Some of the funerals at funeral homes in Beltsville, MD are for women – grandmothers, mothers, daughters, wives, sisters, and aunts – who died of heart disease. Heart disease is the number one cause of death in women in the United States and across the world.
Heart attacks, most of them fatal, are the end result of heart disease. Yet, while heart disease and heart attacks in men are commonly diagnosed, doctors often miss the signs of heart disease and heart attacks in women.
While some heart attacks are so severe that they lead to death, many less severe heart attacks and the heart disease that caused them can be prevented and treated if doctors know what to look for.
Women are more likely to suffer from silent heart attacks than men are. Their symptoms of having a heart attack are often very different from those that men have. These are two of the many factors that are involved in why medical professionals often miss the signs of heart disease and heart attacks in women.
The general consensus, within the medical profession and without, is that heart attacks have obvious symptoms. These include shortness of breath, pain in the left side of the chest, and cold, clammy sweats.
However, silent heart attacks usually have no symptoms, or the symptoms don’t match those normally associated with heart attacks. However, silent heart attacks indicate the same heart problem – lack of blood flow to a portion of the heart that can scar and damage the heart – that other heart attacks do.
Many people who’ve had silent heart attacks may complain of flu-like symptoms or serious indigestion. They may feel a slight pain in their chest or back that mimics a pulled muscle. They may also feel overly tired for long periods of time.
Women, it turns out, are more likely to suffer silent heart attacks than men are. Both women and medical professionals, however, often attribute the symptoms of silent heart attacks to stress and anxiety and dismiss them as situational or temporary, without doing the testing to determine if there is a blockage to the heart.
Women’s lack of knowledge that their heart attack symptoms are often different from those of men is also a contributor to their increased risk of a fatal cardiac event. A study by the European Society of Cardiology that was released in December 2018 found that women who are having a heart attack wait about 37 minutes longer than men who are having heart attacks to call emergency services.
While men usually experience crushing chest pain when they are having heart attacks, women seldom do. They may experience things like jaw pain, nausea, vomiting, neck pain, throat pain, and shoulder pain.
Women reason that if they call emergency services for these fairly common symptoms of many illnesses that they will end up looking silly or foolish because they’re overreacting to their symptoms.

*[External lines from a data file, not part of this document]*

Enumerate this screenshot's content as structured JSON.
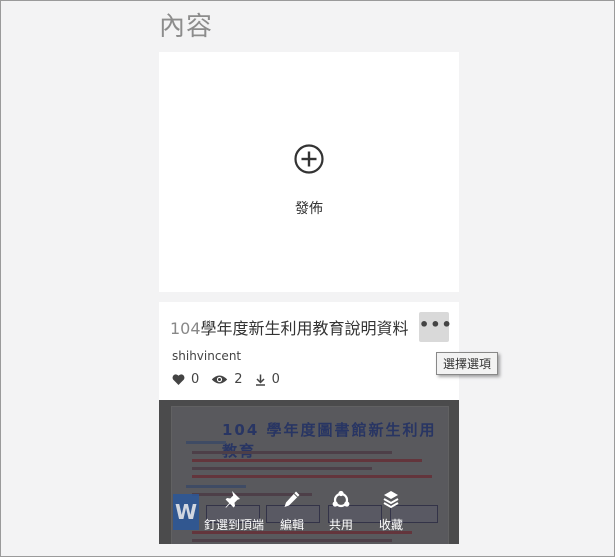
{
  "page": {
    "title": "內容"
  },
  "publish": {
    "label": "發佈",
    "icon": "add-circle-icon"
  },
  "doc": {
    "title_year": "104",
    "title_rest": "學年度新生利用教育說明資料",
    "author": "shihvincent",
    "likes": "0",
    "views": "2",
    "downloads": "0",
    "more_label": "•••",
    "tooltip": "選擇選項",
    "thumb_heading": "104 學年度圖書館新生利用教育",
    "file_badge": "W"
  },
  "actions": [
    {
      "label": "釘選到頂端",
      "icon": "pin-icon"
    },
    {
      "label": "編輯",
      "icon": "pencil-icon"
    },
    {
      "label": "共用",
      "icon": "share-icon"
    },
    {
      "label": "收藏",
      "icon": "stack-icon"
    }
  ],
  "colors": {
    "background": "#f3f3f4",
    "card": "#ffffff",
    "title_gray": "#8c8c8c",
    "word_blue": "#2b579a"
  }
}
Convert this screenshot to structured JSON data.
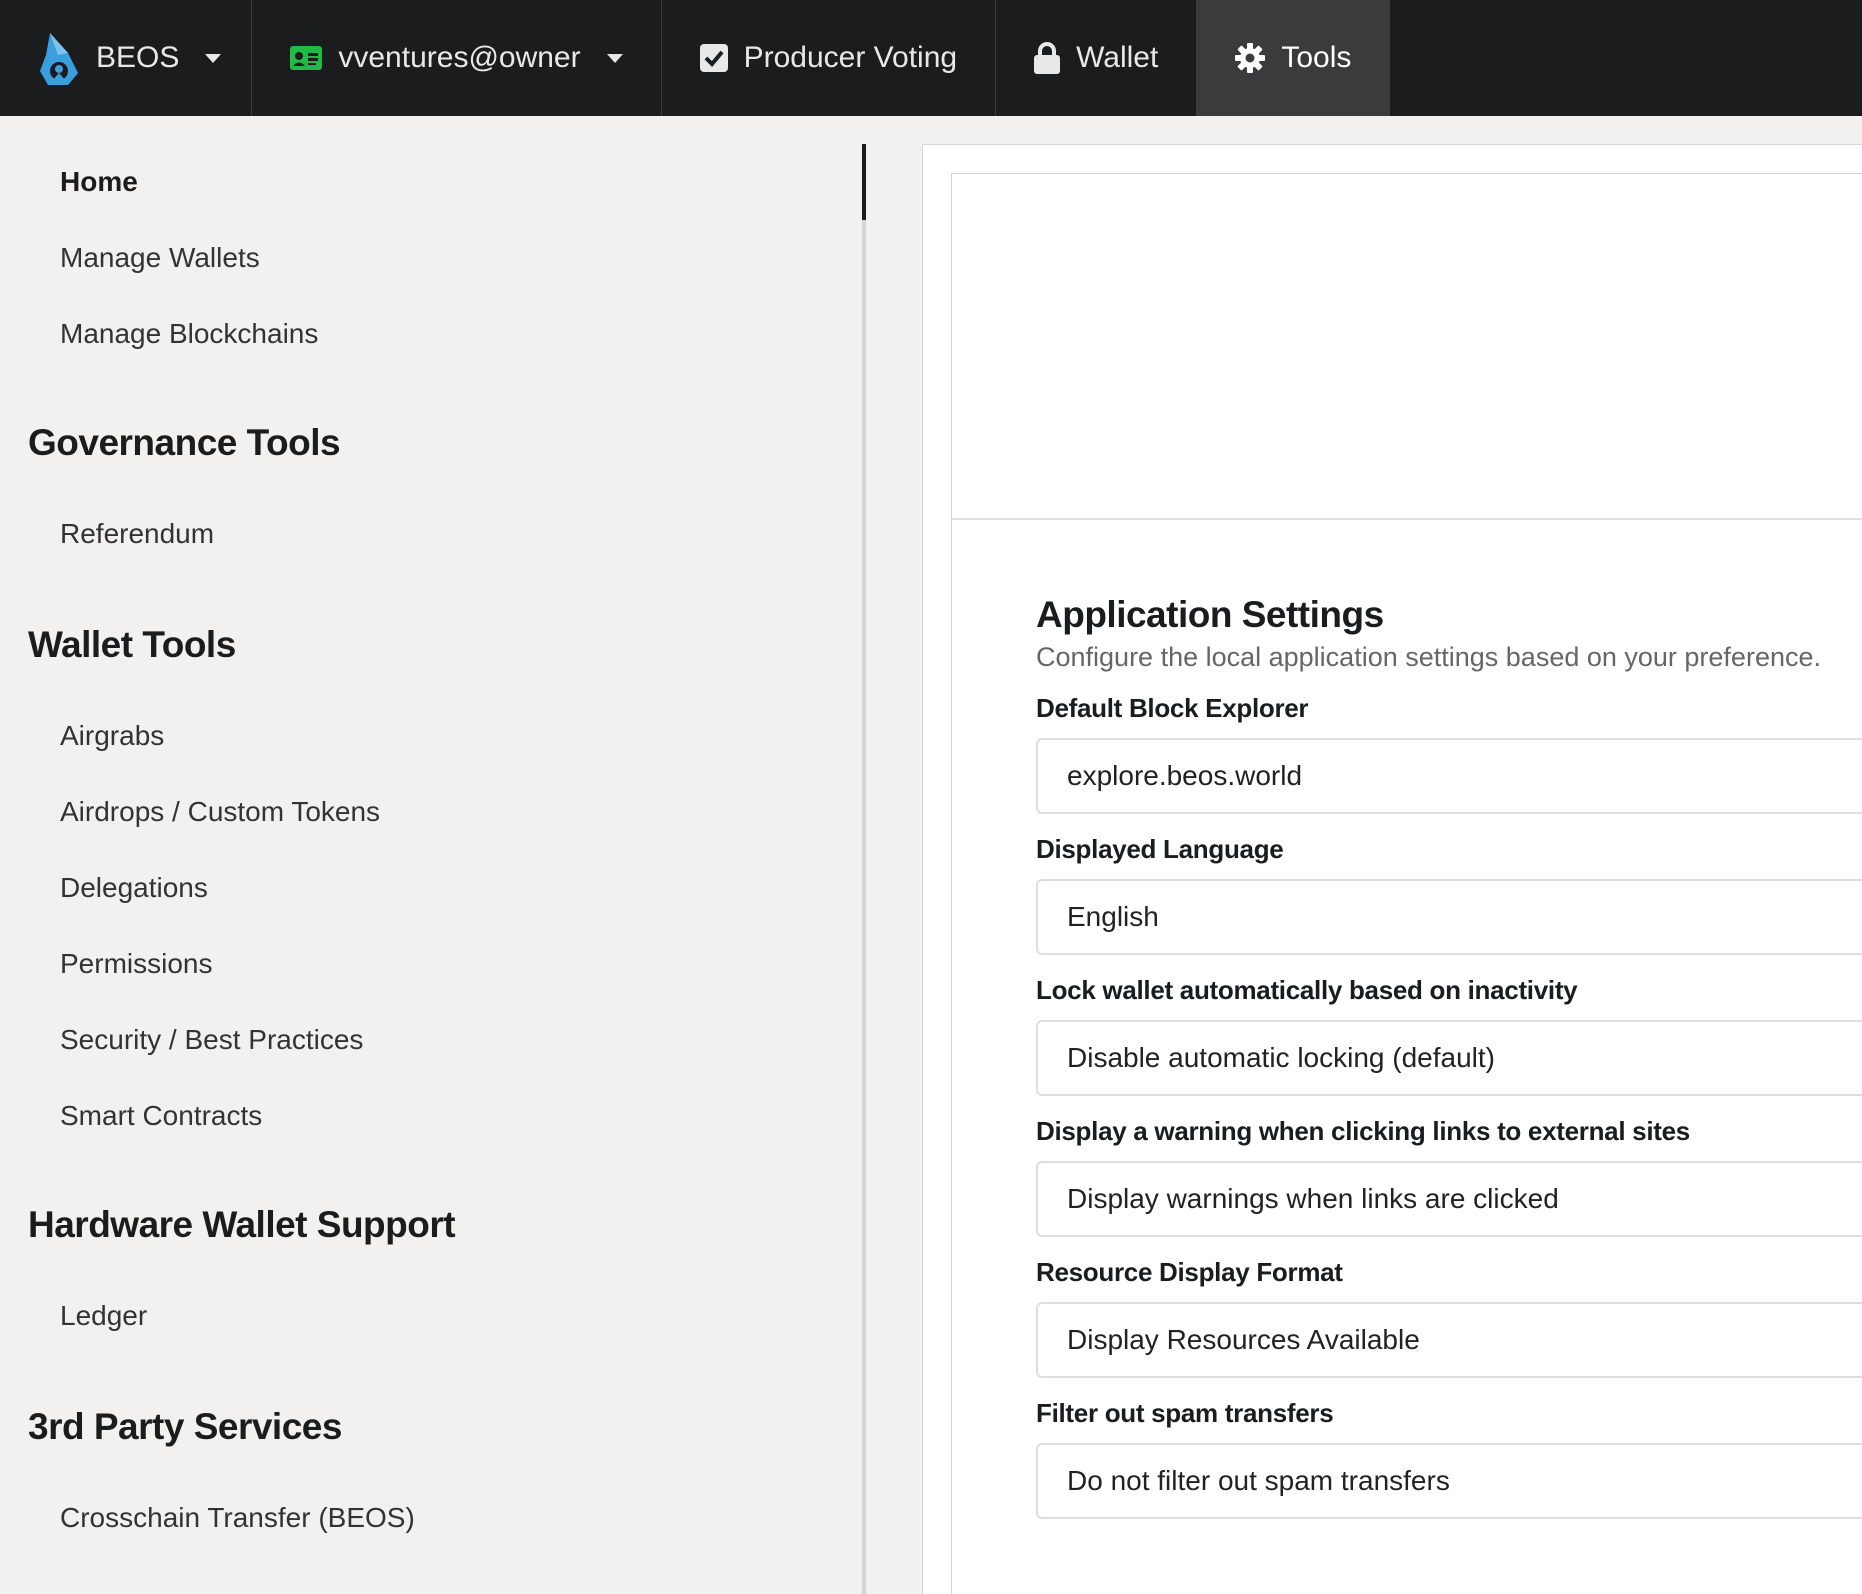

Meanwhile, they can suffer irreparable damage to their hearts, in the best case scenario, or they can die, in the worst case scenario.
Heart attack fatalities in women may be reduced if both medical professionals and women recognize the more subtle symptoms of heart attacks and go ahead with a full cardiac workup to find out what is going on with the heart.
If you’d like to arrange a funeral at funeral homes in Beltsville, MD, you can talk with our knowledgeable team at Donald V. Borgwardt Funeral Home, P.A. You can visit our funeral home at 4400 Powder Mill Rd., Beltsville, MD, 20705, or you can call us today at (301) 937-1707.